     Key Terms: 

    1. Proverb: A very old, short, popular saying that tells a truth or useful thought.
    2. Adversity: Negative or unfortunate situations, conditions, fortune, or fate.
    3. Rousting: To motivate; to awaken.
    4. Prosperity: Positive or fortunate situations, conditions, fortune, or fate.
    5. Stimulus: Something that stirs up or encourages action, feeling, or thought
    6. Provokes: To bring out, or to cause an action, feeling, or thought. (Like a stimulus but this is the action (verb) of  causing action feeling or thought where a stimulus is an object (noun).
    7. Elicit: To bring out, similar to provoke.
    8. Analogize: To make use of an analogy (a similarity or ability to compare two things) in an argument.
    9. Imperative: Extremely important, necessary, or required.
    10. Algorithm: A set of rules for solving a problem in an exact number of steps.
    11. Organism: A form of life; an animal, plant, fungus, etc.
    12. Engender: To cause to happen, to provoke.
    13. Utopia: A perfect place.
    14. Ideals: An example or standard of excellence or perfection.
    15. Aspirations:  A goal, purpose, or objective that is strongly wanted or desired.
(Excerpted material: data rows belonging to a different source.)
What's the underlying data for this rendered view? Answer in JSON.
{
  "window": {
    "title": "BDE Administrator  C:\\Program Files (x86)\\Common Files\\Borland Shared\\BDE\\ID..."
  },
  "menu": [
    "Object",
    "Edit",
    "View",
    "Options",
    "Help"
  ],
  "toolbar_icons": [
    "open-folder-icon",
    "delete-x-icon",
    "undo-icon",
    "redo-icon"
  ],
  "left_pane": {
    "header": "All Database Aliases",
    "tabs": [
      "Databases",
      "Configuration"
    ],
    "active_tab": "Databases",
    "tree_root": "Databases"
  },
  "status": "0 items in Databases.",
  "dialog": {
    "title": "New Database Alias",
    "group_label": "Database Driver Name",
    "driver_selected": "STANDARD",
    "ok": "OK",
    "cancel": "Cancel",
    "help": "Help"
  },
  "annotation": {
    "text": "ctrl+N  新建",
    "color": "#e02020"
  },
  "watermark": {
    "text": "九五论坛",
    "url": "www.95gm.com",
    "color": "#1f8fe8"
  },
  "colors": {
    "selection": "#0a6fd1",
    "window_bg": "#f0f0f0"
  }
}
     Academic Vocabulary: 

    1. Summarize: a brief statement of writing that revisits the most important parts of the article.
    2. Quotation: a repeated sentence, passage, or phrase from a piece of writing.
    3. Reflection: thinking about something with careful attention.
    4. Explain: to describe; to help your reader understand by teaching.

     

    Weekly Text: "There Is VALUE in ADVERSITY” 

    An old proverb states, “Character is what you are in the dark,” and it is in the darkest of times that who we are sometimes shines through. Nelson Mandela, Stephen Hawking, Lance Armstrong—our society loves to hear of a person who triumphs through adversity. But would these talents and achievements have arisen anyway—or more easily if there had been no adversity? Possibly, but I agree with Roman poet Horace in that adversity has a way of rousting talent from slumber. Adversity can stimulate, force, and sharpen a person in ways prosperity cannot; there is, then, value in hardship.  
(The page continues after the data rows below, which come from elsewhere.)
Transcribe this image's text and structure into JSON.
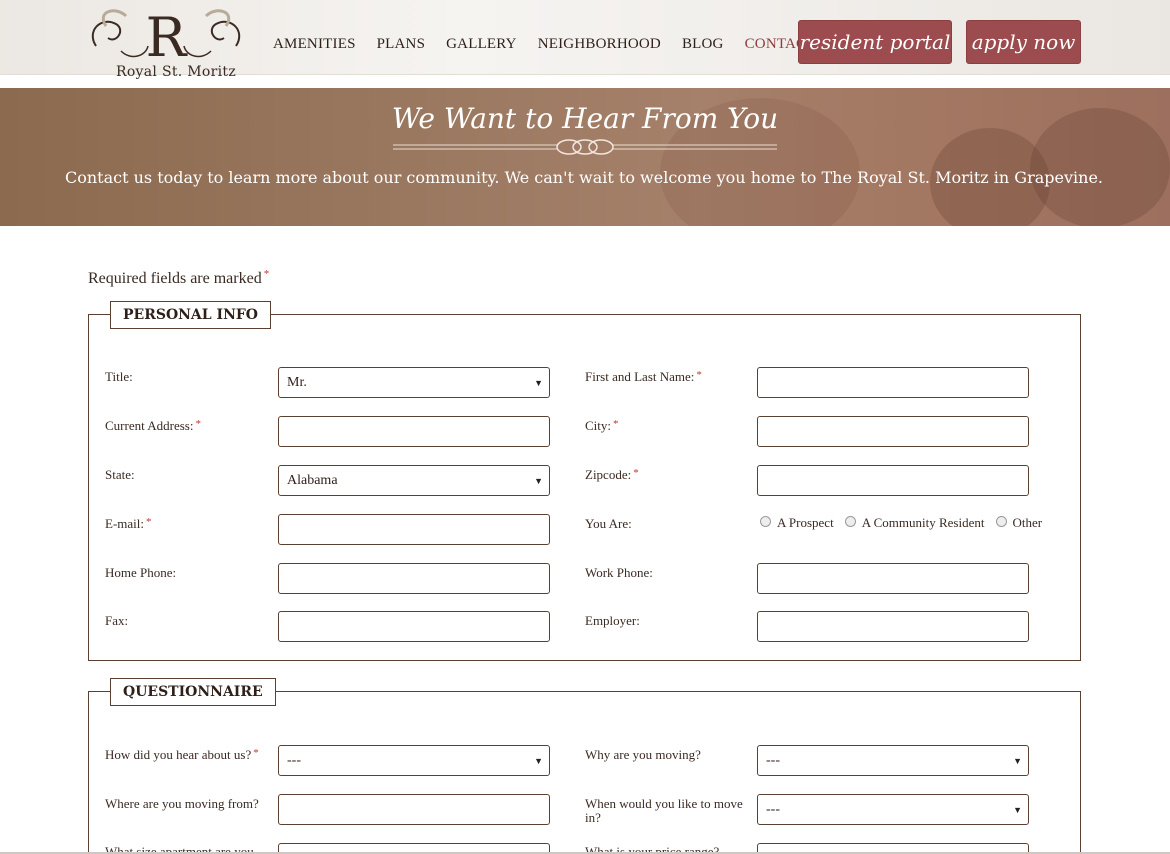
{
  "brand": {
    "logo_text": "Royal St. Moritz",
    "logo_mark": "R"
  },
  "nav": {
    "items": [
      {
        "label": "AMENITIES"
      },
      {
        "label": "PLANS"
      },
      {
        "label": "GALLERY"
      },
      {
        "label": "NEIGHBORHOOD"
      },
      {
        "label": "BLOG"
      },
      {
        "label": "CONTACT",
        "active": true
      }
    ]
  },
  "header": {
    "resident_portal_label": "resident portal",
    "apply_now_label": "apply now"
  },
  "hero": {
    "title": "We Want to Hear From You",
    "text": "Contact us today to learn more about our community. We can't wait to welcome you home to The Royal St. Moritz in Grapevine."
  },
  "form": {
    "required_note": "Required fields are marked",
    "required_mark": "*",
    "personal": {
      "legend": "PERSONAL INFO",
      "title_label": "Title:",
      "title_value": "Mr.",
      "name_label": "First and Last Name:",
      "address_label": "Current Address:",
      "city_label": "City:",
      "state_label": "State:",
      "state_value": "Alabama",
      "zip_label": "Zipcode:",
      "email_label": "E-mail:",
      "you_are_label": "You Are:",
      "you_are_options": [
        "A Prospect",
        "A Community Resident",
        "Other"
      ],
      "home_phone_label": "Home Phone:",
      "work_phone_label": "Work Phone:",
      "fax_label": "Fax:",
      "employer_label": "Employer:"
    },
    "questionnaire": {
      "legend": "QUESTIONNAIRE",
      "hear_label": "How did you hear about us?",
      "hear_value": "---",
      "why_label": "Why are you moving?",
      "why_value": "---",
      "from_label": "Where are you moving from?",
      "when_label": "When would you like to move in?",
      "when_value": "---",
      "size_label": "What size apartment are you",
      "price_label": "What is your price range?"
    }
  },
  "colors": {
    "accent": "#9c4c4e",
    "text": "#3a2a22",
    "border": "#5a4033",
    "required": "#c0392b"
  }
}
     Biology teaches us that a stimulus will elicit a response. Newton taught us that one force provokes another, in opposition to it. While various life experiences might “elicit” a response, adversity may analogize better with physics than biology. It does not simply request a response; it demands it. Otherwise, the adversity will never be lifted and hardship will prevail. Hamlet’s tragic flaw was indecision, and Shakespeare no doubt understood that those in adversity must learn to be capable of a response if they are to survive.  
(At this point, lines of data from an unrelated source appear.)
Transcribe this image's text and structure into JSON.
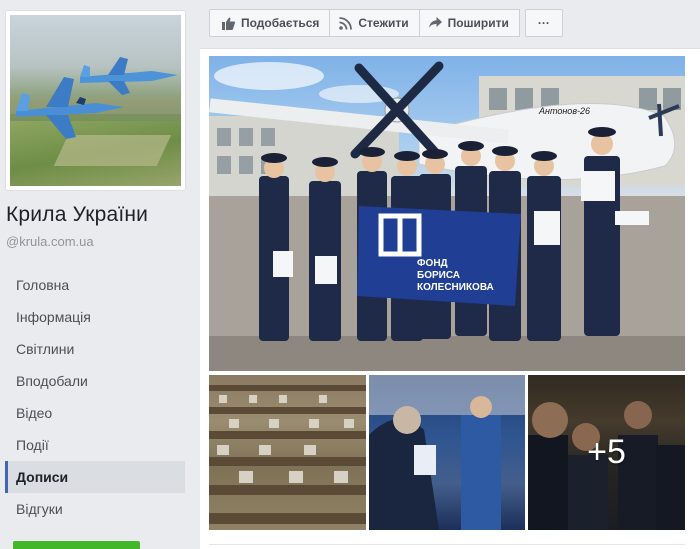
{
  "page": {
    "name": "Крила України",
    "username": "@krula.com.ua"
  },
  "nav": {
    "items": [
      "Головна",
      "Інформація",
      "Світлини",
      "Вподобали",
      "Відео",
      "Події",
      "Дописи",
      "Відгуки"
    ],
    "active": "Дописи"
  },
  "actions": {
    "like": "Подобається",
    "follow": "Стежити",
    "share": "Поширити",
    "more": "···"
  },
  "photos": {
    "more_count": "+5",
    "plane_label": "Антонов-26",
    "flag_line1": "ФОНД",
    "flag_line2": "БОРИСА",
    "flag_line3": "КОЛЕСНИКОВА"
  },
  "colors": {
    "accent": "#4267b2",
    "cta_green": "#42b72a"
  }
}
    Survival, of course, is a powerful motivator. Evolution runs on it; in this sense every organism on the planet works due to adversity. This survival imperative is so powerful, it has been used beyond the biological creatures into whom it is hardwired. Computers now make use of genetic algorithms, in which competing solutions to a problem—say, the correct shape of an aircraft wing—are selected, mathematically “bred,” and mutated into a new generation. Adversity, it seems, elicits talents in more than humans.  

    Prosperity, on the other hand, does not always engender growth. The prosperous man has no pressing needs or emergencies that require him to develop talents to counter them. Brave New World provides a literary example. The people in this “utopia” are always fed. They are always happy. There is infinite entertainment, in all imaginable forms. But there is no growth. When the leader of this society asks an outsider if he truly wants pain, death and hardship, the “savage” simply replies, “I claim them all” and took with him all the good things the “prosperous” lacked: love, family, Shakespeare, and much more.  

     In fiction, a character often ends a story realizing far more than he did when he began. The conflicts and resolutions he has been through have forced it on him. Character development is not merely a literary construct; it exists in life. We cannot live and we cannot grow without the realization that we are not living perfectly and that we have ideals to grow towards, and revealing these aspirations is the true value of adversity.